However tempted toward skepticism one might be by reports of improvement in public education outcomes, there’s really no downside to the latest numbers in Georgia.
The state Department of Education on June 9 released this spring’s standardized test scores, and for the second year in a row those scores are up. In a couple of subject areas, they’re substantially up.
Two years ago, eighth-grade math scores did a nosedive; this year the passing rate was 74 percent, up 12 percentage points from the 2008 low.
Since implementation of the tougher Georgia Performance Standards in 2006 — the higher bar that caused so much trouble the first couple of years — some of the rates of improvement are too statistically significant to be dismissed as blips.

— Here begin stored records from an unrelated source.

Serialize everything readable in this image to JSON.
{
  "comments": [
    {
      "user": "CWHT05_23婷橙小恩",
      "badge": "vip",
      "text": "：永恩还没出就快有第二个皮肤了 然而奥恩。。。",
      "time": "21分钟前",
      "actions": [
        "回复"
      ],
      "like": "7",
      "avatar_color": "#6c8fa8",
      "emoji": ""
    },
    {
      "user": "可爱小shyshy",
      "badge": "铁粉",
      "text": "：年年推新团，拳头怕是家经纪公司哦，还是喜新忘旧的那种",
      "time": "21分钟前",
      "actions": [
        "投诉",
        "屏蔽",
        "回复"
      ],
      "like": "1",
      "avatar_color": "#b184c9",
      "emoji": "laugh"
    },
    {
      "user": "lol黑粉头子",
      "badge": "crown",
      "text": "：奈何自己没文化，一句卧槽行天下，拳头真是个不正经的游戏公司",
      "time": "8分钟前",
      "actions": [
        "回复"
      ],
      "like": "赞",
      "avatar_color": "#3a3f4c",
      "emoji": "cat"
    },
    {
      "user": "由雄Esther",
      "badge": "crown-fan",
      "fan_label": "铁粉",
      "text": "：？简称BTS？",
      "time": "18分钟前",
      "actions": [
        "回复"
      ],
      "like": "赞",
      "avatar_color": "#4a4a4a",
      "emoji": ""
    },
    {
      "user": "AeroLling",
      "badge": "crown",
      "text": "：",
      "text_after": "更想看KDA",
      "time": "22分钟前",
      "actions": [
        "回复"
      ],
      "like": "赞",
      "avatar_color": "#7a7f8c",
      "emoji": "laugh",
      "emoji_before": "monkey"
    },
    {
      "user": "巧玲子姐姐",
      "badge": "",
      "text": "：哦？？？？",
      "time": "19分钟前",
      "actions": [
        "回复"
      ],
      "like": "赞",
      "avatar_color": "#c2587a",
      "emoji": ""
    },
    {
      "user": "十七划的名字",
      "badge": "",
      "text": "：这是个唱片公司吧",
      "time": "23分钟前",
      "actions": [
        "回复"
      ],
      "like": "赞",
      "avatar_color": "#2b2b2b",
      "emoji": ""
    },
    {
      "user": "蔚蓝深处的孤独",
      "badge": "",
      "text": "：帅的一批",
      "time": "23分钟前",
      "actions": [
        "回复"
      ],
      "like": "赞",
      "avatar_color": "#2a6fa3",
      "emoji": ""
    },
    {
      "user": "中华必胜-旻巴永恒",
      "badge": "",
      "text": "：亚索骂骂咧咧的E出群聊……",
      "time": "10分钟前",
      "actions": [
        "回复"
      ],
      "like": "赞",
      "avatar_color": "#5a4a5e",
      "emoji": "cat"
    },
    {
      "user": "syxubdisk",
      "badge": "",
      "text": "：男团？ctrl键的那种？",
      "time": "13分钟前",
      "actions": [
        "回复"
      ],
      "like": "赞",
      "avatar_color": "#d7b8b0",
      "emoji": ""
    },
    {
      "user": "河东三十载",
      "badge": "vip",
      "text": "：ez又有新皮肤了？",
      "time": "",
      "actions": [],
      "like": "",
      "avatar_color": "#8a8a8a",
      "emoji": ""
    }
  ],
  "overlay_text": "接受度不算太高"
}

For instance, 80 percent of Georgia seventh-graders passed the science Criterion-Referenced Competency Tests, up 4 percentage points since last year and 17 points since 2008. Ninety percent of fifth-graders passed the reading tests, up nine points since the GPS. The pass rate for eighth-grade social studies — the subject whose hopelessly flawed curriculum-testing disconnect forced the department to scrap the test altogether in 2008 — was 70 percent. That’s not good enough, but it’s still up 11 percentage points over two years.
Maybe even more encouraging than the overall rise in test scores is one of the principal reasons for that improvement: The achievement gap between white and minority students has closed substantially. The percentage of black students passing third-grade math has risen to 80 percent, up an impressive 14 percentage points over the last two years, and the percentage of Hispanic students passing English language arts is up 16 percentage points over the last five years.
There are, as always, some red flags. One is a slight drop in English and math scores (despite overall high passing rates) among first- and second-graders, always a concern at that early stage in education where a child can fall behind and never catch up. ...
Georgia still has a long way to go in education achievement, as Superintendent Kathy Cox acknowledged. The state’s ranking is still far too low on the national roster. But significant progress is always welcome.
— Columbus Ledger-